§ ABOUT THIS EXERCISE
Every line of the entries below that mentions "Spartakus" is to be copied out.

+++ AVAILABLE RECORDS

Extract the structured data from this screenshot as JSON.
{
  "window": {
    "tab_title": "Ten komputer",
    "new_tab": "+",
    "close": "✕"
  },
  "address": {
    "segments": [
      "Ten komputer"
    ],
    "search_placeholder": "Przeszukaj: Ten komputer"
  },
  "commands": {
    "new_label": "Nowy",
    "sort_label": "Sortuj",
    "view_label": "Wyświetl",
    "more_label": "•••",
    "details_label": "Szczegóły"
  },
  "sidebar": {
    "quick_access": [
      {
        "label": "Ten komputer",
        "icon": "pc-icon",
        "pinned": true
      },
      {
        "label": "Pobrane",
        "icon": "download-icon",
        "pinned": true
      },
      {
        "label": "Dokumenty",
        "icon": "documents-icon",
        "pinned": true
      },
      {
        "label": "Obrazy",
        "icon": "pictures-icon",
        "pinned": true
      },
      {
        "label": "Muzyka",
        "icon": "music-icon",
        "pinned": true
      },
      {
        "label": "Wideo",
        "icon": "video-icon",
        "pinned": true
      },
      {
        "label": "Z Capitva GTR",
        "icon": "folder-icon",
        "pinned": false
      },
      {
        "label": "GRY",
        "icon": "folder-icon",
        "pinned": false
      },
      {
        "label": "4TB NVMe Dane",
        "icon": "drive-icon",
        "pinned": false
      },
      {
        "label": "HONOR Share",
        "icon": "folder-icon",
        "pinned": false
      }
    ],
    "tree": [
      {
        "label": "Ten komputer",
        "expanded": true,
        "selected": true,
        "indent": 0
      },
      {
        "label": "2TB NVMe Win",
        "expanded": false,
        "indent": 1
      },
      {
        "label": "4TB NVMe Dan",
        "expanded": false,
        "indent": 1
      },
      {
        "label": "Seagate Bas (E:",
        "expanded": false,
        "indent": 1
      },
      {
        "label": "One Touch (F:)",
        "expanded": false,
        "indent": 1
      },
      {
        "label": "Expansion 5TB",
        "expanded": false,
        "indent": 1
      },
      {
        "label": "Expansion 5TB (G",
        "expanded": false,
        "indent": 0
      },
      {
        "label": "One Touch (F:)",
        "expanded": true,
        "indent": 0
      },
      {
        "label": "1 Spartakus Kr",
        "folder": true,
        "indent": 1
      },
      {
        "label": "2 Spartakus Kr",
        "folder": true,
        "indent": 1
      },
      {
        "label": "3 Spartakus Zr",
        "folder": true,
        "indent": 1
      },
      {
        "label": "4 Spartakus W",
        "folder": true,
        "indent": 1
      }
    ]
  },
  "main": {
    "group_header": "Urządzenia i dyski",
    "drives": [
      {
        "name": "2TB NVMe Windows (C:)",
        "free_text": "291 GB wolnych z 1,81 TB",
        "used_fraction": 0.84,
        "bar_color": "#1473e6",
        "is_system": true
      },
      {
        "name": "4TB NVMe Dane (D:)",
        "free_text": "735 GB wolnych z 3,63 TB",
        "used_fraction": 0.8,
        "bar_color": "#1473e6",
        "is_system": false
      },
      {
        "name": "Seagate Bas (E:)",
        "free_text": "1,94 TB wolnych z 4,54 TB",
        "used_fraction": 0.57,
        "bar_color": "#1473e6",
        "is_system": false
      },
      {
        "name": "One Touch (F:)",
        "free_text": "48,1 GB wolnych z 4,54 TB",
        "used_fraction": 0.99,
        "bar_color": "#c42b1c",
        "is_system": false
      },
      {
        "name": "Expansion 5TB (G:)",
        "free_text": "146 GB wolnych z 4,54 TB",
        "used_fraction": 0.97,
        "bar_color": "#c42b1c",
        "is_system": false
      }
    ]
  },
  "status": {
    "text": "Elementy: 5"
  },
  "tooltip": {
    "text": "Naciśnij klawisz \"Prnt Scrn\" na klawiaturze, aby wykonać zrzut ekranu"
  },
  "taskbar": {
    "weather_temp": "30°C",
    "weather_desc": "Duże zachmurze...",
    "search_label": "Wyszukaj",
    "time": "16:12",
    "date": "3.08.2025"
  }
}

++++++

§ FINISHED TASK
        "label": "1 Spartakus Kr",
        "label": "2 Spartakus Kr",
        "label": "3 Spartakus Zr",
        "label": "4 Spartakus W",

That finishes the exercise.